Arturo Vermi


January -march 2016

A Poetic Flight 

Milan 1962.  During a fertile and dynamic season in Milan, one of the main centers of European culture, a group of artists begins to give deep thought to painting and its expressive-scriptural value. Agostino Ferrari, Ugo La Pietra, Ettore Sordini, Angelo Verga and Arturo Vermi are the members of this association: The Cenobio Group.  It is a union that is short lived  but very intense.  Based on the decision to stay away from market values and influences, these artists weave a story together while looking for the answer to arte segnica, “an art in marks”, deeply evocative, almost a secret language, in line with, although on a different track to, the avant-garde trends of the time that were generated on the streets of the Brera district, in phenomena such as Azimuth or the art of Gruppo T.

This is the Milan of the Jamaica Bar, of Lucio Fontana, Piero Manzoni and of the large galleries from Naviglio to Milione, from Gianferrari to Bergamini, from the Annunciata to Schettini.  A city in which Vermi, originally from Bergamo, moves to in 1956, and where he immediately becomes part of the Brera scene.  As a self-taught painter he initially chooses, as do many of his generation, to use the most widely used language of the time: the informal.  To complete his humanistic and artistic training though he travels to and lives in Paris for a few years from 1959, spending time with artists such André Bloc and Ossip Zadkine and where he meets Beniamino Joppolo, already a founder along with Lucio Fontana of the Spatialist Movement. Upon his return to Milan, where he becomes a mover and organizer for the Cerobio Group, Vermi is already an artist with a strong and original personality. During these years he works with an informal matrix technique that is characterized by large geometric fields of color, painted in colours such as brown and dark green, and deep red and black -, but this is also the period of the first “Lapidi” and consequently the first “Diari”. In the following years, while spending time with Lucio Fontana and other artists from the Botteghe di Sesto San Giovanni quarter, where Vermi lives also from 1964, the turning point is definitive. Informalism is abbandoned and Vermi finds his hallmark: a distinctive hallmark and one that is extraordinarily effective, one in which lies the essence of his quest.  First of all there is his fabulous capacity to synthesize: a perfect sythesis that at the same time demonstrates his knowledge. He demonstrates the essentials, reduced into one single mark in which the collective memory is hidden. These are places in which the universal dimension meets the private, real life – the physical substance that Vermi never loses sight of – the opening of light and what we find eternal in gold.  These are the marks that we see repeated and obsessed over by Vermi in the “Diari” collection and also seen in single works such as Presenze e delle Marinewhich are very exact.  In Paesaggithese marks are much more dynamic and rapid. It’s amazing to see the perfection with which the artist chooses the location to place the presence of marks; in perfect balance in a way that the compostition always has a logic and harmony.

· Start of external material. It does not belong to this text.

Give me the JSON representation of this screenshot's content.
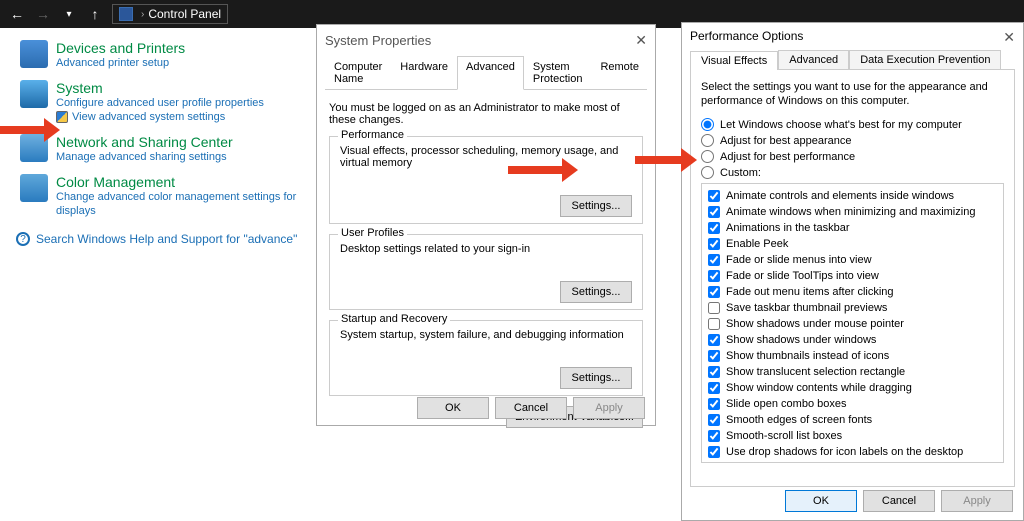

And then there is timing.  Time delineated by a line, a mark: a time not always regular but inexorable.  There is the rhythm of time, a slow meditation sometimes or the rapid, short movements of everyday life. He seems to hear their sound, a clicking sound lost in the silence of the cosmos and the clinking of the glasses in a tavern in Brera.

Every stroke made by Vermi is generated by this extraordinary ability to remain light of heart, of flying and knowing how to be happy.  Happiness is never selfish, but conversely, feeling happiness around others spreads this feeling and is contagious, teaching them to soar over all contingencies.  Perhaps Vermi’s work is just that:  a poetic flight. 

Simona Bartolena